Evolution of propositions and benefit choice is not restricted to employee car benefits: as employers lose tax and National Insurance savings on some benefits they will look to make savings through others.
“A lot of the large corporates have always funded their technology and communications through their NI savings,” says Stephen Hackett, director of employer services at Broadstone. “People will start to look at costs as those savings are taken away, and they will have to weigh up the value between the cost of technology and the value they’re getting from it. That will be the next big consideration for HR managers.”
But, he adds, it will also promote innovation, and he hopes to see more choice in areas such as healthcare.
PMI and group risk
“There are the two ‘extremes’ of private medical insurance and cash plans, but there has to be a range of modules in the middle that appeals to all the age ranges, depending on risks and budgets,” Hackett says. “Providers will have to innovate and start to look at demographics far more and build their products accordingly.”
Indeed, the health insurance industry expressed disappointment that Hammond failed to announce group risk benefits as one of the exceptions to remain under salary sacrifice – but spokespeople have reinforced the message that it is a benefit that can help employers make significant savings and keep people in work.
Speaking about group risk, GRiD spokeswoman Katharine Moxham says: “These benefits reduce the burden on the state and provide value to employers and employees, as well as helping the Department for Work & Pensions’ goals of supporting people back to work.
“So it was disappointing that they weren’t exempted, and it’s difficult to see why protecting income wouldn’t be a priority for government and why they wouldn’t want to encourage greater financial resilience.
“Nonetheless, group risk benefits still give fantastic value, and employers who make use of the extra support services really will optimise their budget and get more from their spend.”
Despite the new measures being announced in parliament after a long consultation, experts warn against employers breathing a sigh of relief just yet. The government could potentially save around £15bn if pensions are withdrawn from salary sacrifice: and with the uncertainties of Brexit and an unstable pound, the exchequer may be looking for more sources of saving.
“The government might start to think seriously about removing pensions as a salary sacrifice benefit, and many employers haven’t really considered what they’d do if that happened,” says Broadstone’s Hackett. “They need to start thinking about if they are prepared to pay for technology as an engagement and comms tool, rather than getting it ‘free’ through NI savings.”
After the past few years of pension shocks in Budget announcements, the industry is reluctant to rule out the possibility of further changes: but there is at least the hope that the present situation will remain the status quo for a while.
“I get the sense from government that they’re taking their time to think about pensions and get it right: they know there’s been a lot of tinkering and it’s not helpful,” says PMI’s Nolan.

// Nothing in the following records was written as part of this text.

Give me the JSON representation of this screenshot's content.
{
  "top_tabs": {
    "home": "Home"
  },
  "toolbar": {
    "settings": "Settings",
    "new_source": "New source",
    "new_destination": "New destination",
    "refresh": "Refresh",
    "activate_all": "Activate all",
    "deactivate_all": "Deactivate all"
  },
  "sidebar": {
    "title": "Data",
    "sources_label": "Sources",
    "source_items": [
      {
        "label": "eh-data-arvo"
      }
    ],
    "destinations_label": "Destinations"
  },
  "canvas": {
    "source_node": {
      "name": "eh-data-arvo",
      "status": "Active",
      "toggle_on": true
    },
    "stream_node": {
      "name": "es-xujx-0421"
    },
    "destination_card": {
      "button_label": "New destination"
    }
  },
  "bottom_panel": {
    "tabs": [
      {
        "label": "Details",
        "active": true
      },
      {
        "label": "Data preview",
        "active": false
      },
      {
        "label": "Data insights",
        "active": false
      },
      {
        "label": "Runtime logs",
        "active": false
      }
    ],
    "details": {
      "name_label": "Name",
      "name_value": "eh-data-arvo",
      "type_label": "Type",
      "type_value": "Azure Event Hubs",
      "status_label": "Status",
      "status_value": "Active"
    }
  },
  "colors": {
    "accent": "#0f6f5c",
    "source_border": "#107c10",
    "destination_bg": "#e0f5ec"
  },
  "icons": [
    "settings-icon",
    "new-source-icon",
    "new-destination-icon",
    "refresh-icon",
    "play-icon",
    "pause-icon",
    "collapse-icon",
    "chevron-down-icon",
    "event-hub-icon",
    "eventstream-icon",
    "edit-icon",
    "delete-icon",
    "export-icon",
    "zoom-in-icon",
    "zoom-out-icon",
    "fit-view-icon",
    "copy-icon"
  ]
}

“When they make changes it could well be sweeping and radical – but it won’t happen immediately, and hopefully there will be a period of stability while they consult on those changes and make sure they get them right.”